▸ **Work request**
Work through the data and report how many lines include the string "expected", giving the number alone.

Items from a dataset:
* * * *

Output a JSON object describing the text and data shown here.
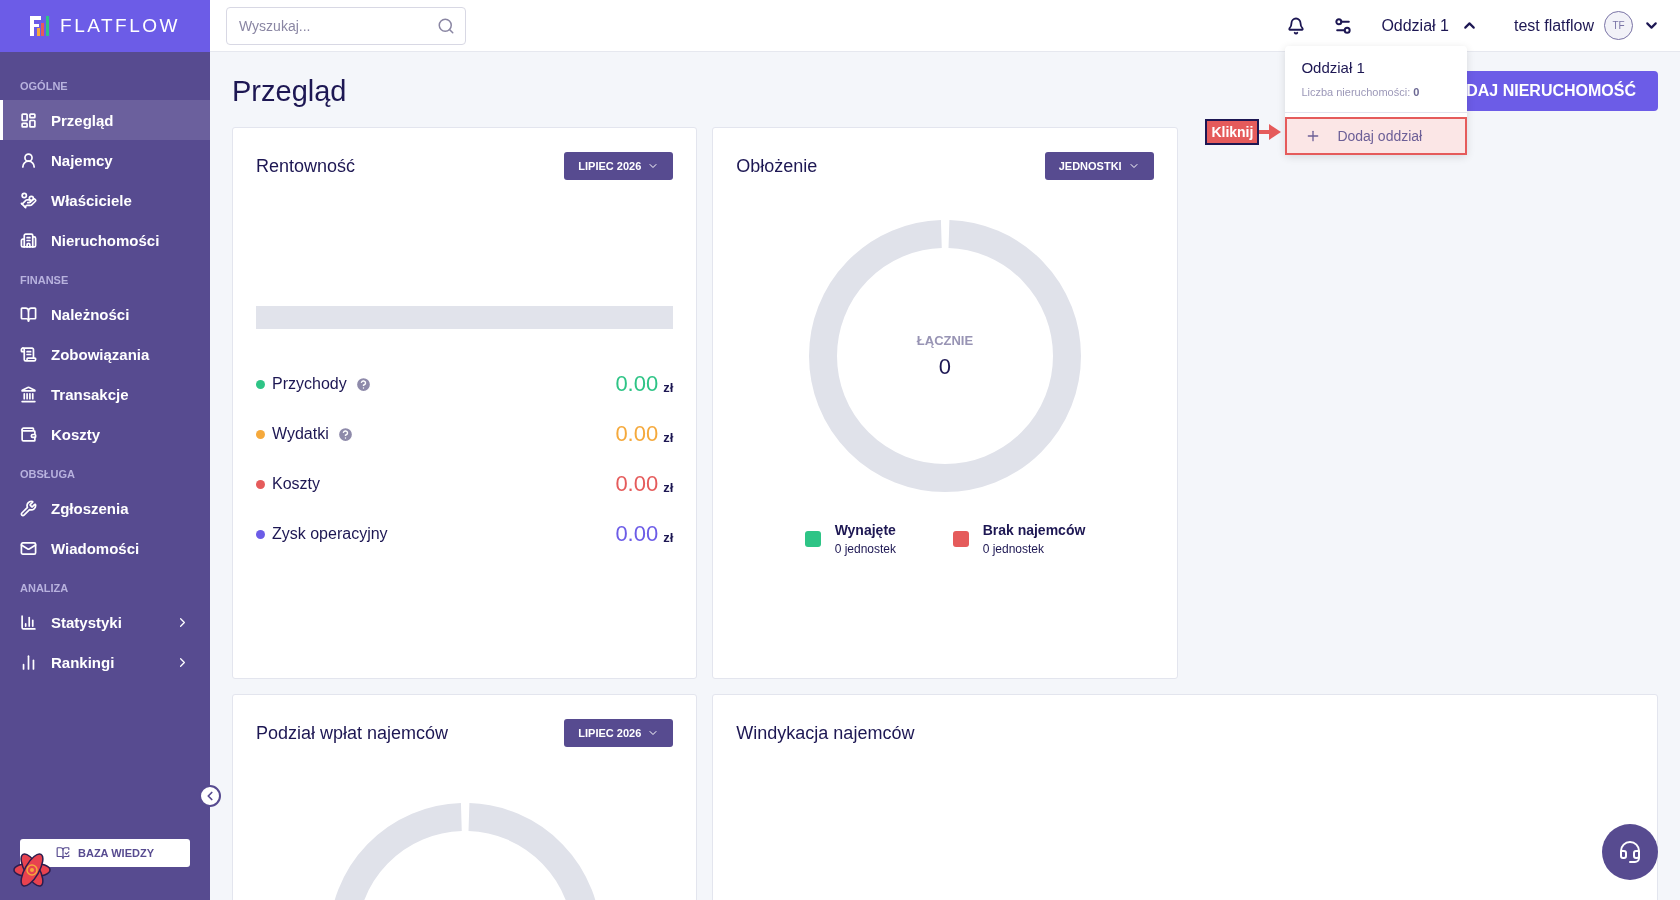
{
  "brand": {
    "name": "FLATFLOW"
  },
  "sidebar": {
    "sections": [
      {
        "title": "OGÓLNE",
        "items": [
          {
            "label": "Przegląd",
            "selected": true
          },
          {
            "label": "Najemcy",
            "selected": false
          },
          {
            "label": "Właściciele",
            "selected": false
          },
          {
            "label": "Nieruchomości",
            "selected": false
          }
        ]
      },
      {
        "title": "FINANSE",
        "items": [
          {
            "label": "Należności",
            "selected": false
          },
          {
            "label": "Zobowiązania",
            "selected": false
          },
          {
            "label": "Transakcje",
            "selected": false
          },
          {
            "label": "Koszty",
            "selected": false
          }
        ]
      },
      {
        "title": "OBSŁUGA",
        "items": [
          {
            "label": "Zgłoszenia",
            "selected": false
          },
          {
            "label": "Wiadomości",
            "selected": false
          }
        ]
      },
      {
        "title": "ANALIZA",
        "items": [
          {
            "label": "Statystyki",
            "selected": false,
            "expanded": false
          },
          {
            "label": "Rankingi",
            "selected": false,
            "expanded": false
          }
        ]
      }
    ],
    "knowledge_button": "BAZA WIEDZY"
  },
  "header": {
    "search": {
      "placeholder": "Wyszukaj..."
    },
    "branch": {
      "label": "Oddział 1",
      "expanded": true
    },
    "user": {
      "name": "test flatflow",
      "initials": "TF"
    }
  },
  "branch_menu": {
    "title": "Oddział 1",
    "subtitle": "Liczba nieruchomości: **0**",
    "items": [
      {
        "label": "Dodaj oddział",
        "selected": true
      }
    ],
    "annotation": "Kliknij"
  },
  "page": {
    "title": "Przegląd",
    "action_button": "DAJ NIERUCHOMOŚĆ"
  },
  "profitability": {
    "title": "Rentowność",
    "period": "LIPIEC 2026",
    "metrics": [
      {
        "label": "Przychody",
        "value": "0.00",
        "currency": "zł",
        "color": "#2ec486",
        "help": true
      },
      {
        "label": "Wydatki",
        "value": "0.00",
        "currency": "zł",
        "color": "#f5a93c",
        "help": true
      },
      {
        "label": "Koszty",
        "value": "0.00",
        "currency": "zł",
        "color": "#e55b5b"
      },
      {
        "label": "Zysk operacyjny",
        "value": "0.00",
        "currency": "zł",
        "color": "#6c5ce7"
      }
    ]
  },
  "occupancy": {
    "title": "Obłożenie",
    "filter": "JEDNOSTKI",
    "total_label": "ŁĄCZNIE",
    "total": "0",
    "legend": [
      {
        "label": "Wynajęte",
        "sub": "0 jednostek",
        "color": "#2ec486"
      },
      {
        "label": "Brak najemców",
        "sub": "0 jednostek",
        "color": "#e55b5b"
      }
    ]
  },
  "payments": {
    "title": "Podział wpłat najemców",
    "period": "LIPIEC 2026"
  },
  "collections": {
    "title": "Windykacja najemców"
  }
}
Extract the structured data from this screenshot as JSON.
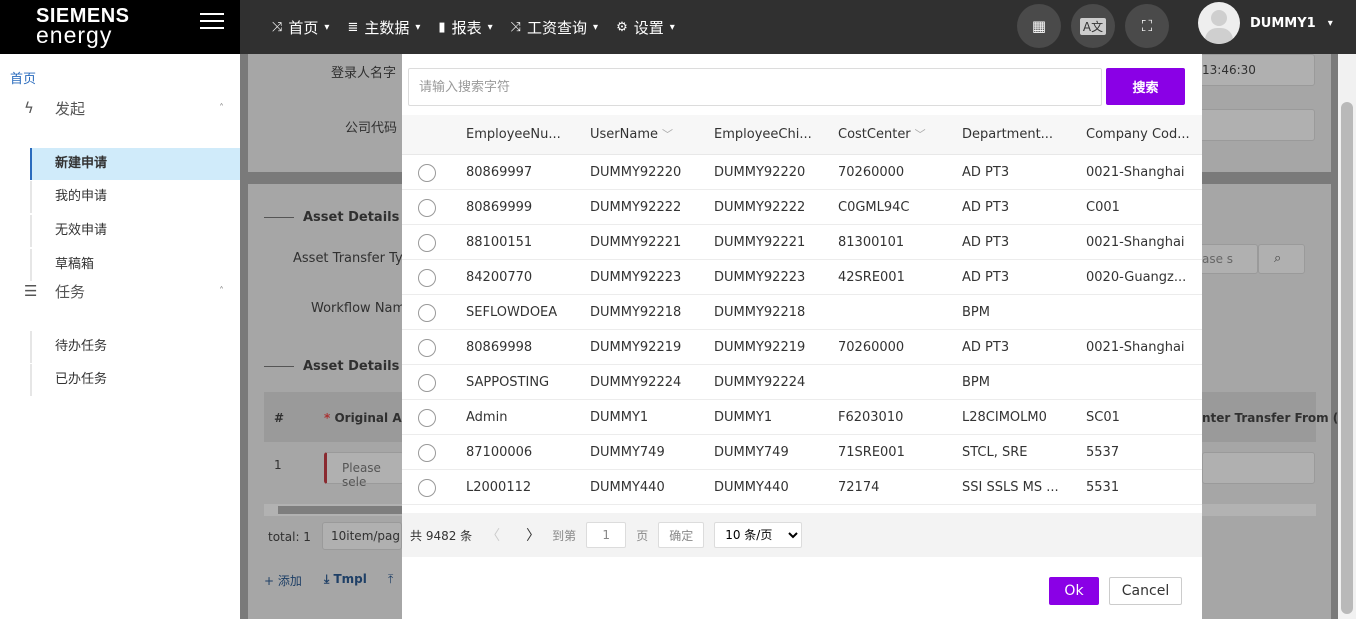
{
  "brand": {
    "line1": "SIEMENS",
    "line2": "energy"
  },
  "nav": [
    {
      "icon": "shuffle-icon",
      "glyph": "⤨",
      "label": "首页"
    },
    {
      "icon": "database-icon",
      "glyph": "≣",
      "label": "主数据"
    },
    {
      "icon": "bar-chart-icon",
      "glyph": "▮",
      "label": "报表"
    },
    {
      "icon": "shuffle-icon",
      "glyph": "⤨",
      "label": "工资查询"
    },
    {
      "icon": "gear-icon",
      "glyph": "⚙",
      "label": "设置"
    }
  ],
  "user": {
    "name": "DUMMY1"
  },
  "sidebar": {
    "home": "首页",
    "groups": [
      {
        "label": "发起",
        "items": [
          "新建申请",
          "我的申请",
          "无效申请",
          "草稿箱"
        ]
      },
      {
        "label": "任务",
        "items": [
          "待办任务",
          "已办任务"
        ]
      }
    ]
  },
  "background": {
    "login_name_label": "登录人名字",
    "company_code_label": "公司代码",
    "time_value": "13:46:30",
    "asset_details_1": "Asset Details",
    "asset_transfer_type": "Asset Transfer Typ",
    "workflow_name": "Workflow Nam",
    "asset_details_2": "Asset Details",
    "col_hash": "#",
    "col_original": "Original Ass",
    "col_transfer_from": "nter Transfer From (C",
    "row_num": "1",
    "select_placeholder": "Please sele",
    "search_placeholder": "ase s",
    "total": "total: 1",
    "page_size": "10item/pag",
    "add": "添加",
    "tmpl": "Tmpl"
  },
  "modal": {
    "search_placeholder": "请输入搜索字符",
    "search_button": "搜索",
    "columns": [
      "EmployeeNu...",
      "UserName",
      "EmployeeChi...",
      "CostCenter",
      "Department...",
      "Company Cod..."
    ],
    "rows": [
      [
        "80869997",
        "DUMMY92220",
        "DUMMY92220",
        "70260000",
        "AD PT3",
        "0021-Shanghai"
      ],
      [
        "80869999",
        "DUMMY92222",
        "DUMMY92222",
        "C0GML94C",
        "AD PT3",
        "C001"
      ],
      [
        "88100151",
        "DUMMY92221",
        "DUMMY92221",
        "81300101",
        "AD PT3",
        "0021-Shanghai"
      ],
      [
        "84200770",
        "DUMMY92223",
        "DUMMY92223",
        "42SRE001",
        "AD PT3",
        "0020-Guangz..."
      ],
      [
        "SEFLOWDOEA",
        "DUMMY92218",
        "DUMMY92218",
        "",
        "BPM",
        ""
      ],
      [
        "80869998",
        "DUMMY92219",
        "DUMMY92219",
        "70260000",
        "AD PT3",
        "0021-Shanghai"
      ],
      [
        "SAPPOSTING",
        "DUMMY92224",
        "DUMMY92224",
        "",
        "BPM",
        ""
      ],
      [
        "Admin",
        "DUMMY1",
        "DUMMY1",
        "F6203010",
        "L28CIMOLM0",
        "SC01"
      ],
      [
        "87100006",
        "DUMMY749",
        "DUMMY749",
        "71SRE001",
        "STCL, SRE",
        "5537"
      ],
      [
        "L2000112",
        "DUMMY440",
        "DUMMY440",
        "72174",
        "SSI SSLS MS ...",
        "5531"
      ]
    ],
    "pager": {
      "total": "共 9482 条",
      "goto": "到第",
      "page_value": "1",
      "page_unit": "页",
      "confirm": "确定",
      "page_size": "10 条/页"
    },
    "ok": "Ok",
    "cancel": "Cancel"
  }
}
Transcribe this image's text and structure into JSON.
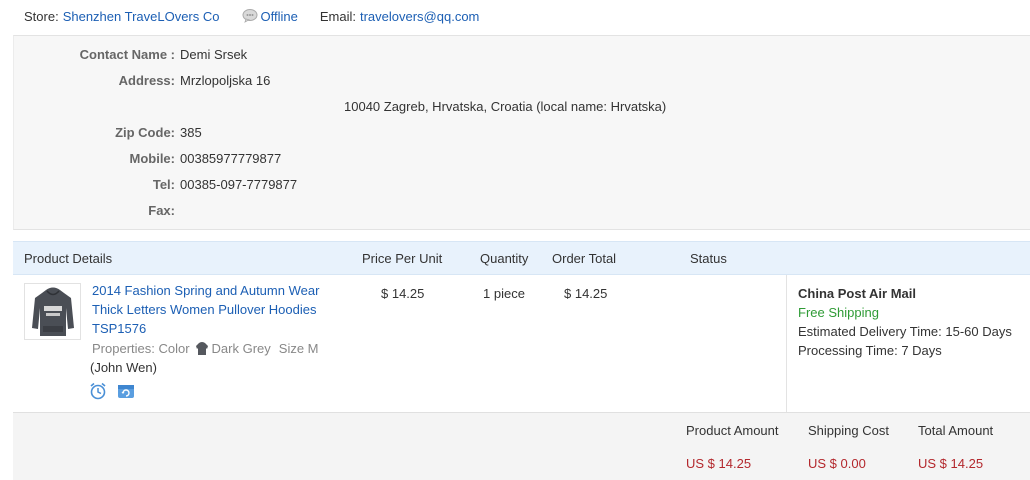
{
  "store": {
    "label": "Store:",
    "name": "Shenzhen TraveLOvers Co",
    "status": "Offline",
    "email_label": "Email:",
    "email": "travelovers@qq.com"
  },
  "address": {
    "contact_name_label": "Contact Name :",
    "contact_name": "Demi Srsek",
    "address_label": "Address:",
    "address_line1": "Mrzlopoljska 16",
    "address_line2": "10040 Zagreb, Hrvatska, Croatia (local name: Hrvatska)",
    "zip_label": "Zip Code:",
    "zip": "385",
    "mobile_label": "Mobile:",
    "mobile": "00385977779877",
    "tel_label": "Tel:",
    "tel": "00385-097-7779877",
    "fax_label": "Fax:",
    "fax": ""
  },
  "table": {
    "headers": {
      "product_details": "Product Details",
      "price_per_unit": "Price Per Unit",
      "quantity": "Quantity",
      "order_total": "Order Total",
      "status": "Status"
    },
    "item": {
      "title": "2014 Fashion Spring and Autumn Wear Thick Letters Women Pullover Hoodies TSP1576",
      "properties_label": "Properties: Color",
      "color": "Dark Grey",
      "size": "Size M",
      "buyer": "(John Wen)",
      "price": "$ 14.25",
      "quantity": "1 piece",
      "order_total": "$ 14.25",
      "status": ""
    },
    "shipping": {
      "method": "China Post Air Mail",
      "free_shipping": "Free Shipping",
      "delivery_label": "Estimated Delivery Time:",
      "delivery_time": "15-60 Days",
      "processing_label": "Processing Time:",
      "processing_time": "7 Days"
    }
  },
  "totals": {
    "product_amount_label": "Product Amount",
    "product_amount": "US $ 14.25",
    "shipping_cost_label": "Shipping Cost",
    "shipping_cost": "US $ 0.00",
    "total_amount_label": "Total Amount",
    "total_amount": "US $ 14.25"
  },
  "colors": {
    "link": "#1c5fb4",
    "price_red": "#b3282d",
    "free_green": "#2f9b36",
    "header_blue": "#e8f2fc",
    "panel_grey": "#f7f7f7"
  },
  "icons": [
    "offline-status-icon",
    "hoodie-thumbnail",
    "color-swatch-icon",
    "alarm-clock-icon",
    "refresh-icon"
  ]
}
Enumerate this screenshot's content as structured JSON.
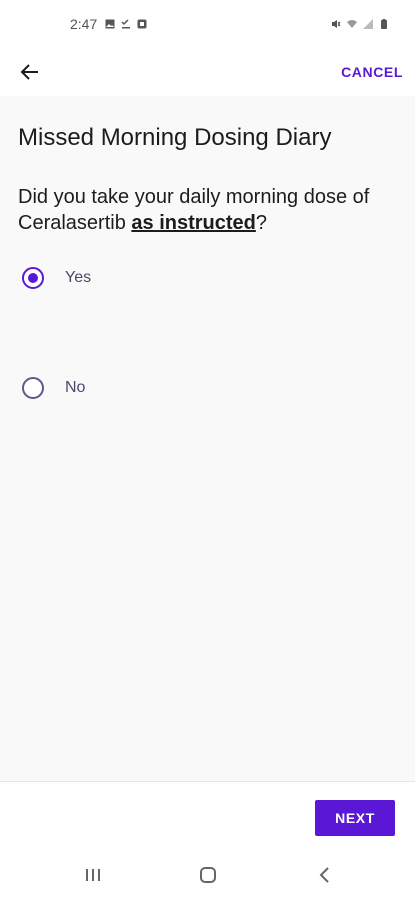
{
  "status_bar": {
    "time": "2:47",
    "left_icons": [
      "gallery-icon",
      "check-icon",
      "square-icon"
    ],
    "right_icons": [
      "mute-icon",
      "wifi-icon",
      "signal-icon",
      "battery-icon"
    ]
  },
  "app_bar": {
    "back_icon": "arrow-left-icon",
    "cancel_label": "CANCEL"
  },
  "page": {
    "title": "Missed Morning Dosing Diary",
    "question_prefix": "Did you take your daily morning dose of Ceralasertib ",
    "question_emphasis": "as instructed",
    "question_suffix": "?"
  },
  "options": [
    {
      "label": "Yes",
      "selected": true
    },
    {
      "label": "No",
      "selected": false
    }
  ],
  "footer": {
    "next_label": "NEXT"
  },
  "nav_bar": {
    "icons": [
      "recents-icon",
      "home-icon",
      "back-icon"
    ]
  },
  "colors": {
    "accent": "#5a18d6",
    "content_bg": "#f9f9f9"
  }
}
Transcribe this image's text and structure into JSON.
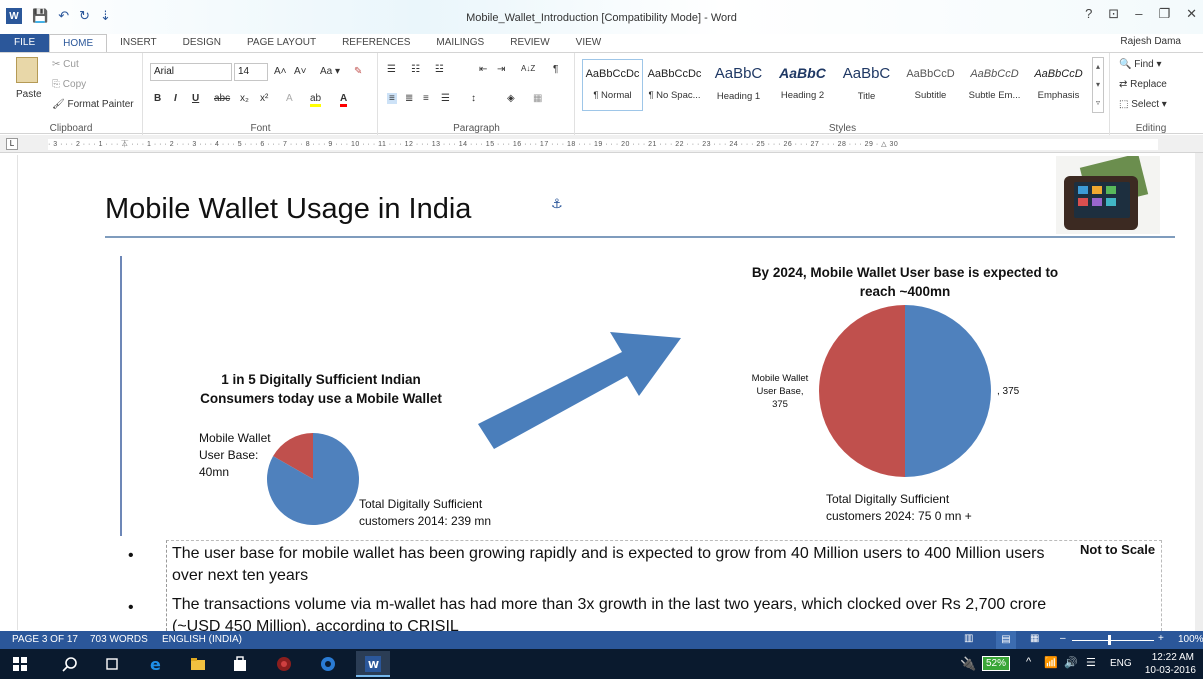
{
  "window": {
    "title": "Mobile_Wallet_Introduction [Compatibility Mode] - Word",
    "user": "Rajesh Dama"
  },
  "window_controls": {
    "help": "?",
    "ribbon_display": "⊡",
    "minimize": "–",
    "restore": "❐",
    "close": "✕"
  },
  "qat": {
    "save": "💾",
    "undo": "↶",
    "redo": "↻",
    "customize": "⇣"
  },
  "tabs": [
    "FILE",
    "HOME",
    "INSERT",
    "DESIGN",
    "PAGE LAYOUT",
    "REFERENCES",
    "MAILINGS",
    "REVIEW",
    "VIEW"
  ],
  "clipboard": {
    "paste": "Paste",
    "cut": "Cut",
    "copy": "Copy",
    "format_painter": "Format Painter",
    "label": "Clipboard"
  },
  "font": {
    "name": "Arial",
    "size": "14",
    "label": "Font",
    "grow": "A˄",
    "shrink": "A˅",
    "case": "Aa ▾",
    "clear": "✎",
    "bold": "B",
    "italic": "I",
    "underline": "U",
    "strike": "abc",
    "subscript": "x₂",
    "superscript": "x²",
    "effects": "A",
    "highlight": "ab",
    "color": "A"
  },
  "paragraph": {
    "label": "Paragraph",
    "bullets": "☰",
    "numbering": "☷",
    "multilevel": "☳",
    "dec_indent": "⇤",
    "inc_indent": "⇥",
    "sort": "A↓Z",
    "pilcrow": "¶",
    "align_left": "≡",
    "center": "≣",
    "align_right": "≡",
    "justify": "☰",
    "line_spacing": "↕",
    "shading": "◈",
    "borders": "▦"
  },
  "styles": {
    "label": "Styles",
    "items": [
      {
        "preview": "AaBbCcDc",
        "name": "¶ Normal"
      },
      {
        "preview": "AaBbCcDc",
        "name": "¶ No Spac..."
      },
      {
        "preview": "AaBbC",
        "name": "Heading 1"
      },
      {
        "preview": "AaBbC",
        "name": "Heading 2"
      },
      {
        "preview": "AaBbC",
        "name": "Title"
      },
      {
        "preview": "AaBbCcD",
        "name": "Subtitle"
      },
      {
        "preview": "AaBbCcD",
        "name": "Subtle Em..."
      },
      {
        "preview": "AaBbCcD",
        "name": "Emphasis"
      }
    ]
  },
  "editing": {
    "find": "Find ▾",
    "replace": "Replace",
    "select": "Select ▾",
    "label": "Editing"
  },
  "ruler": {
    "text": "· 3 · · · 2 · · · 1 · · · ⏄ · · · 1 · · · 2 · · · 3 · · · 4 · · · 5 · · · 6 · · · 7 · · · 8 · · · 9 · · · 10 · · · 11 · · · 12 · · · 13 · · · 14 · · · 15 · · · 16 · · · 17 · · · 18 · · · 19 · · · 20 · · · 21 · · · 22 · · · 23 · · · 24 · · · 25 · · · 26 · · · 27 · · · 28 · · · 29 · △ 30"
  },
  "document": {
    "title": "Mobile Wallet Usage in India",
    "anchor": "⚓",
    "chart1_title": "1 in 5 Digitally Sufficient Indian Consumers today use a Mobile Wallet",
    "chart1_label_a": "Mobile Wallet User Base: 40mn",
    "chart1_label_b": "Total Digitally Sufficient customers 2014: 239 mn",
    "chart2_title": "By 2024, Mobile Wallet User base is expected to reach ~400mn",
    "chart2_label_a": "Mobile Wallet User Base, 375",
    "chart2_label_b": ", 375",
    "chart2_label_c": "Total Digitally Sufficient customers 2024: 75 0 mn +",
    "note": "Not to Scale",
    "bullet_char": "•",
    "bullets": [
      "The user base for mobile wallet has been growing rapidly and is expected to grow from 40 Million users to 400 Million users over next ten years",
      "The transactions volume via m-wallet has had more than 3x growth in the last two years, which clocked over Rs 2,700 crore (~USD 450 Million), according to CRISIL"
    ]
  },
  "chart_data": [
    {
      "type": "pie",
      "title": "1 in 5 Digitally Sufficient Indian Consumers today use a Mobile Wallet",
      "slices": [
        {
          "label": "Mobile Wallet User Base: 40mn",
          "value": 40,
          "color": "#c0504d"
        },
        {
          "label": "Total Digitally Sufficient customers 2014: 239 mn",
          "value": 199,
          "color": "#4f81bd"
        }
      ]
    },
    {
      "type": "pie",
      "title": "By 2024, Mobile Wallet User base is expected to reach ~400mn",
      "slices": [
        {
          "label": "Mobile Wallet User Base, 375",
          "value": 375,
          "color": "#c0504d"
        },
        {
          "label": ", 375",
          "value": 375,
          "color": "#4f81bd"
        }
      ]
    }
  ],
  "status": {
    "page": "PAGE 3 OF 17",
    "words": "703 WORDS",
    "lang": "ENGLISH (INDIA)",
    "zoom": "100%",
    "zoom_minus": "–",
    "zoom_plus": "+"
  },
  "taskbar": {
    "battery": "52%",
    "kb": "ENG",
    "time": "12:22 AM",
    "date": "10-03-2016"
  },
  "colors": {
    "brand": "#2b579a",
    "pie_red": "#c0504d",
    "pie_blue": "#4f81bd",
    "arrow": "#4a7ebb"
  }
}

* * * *

▸ **Response**
3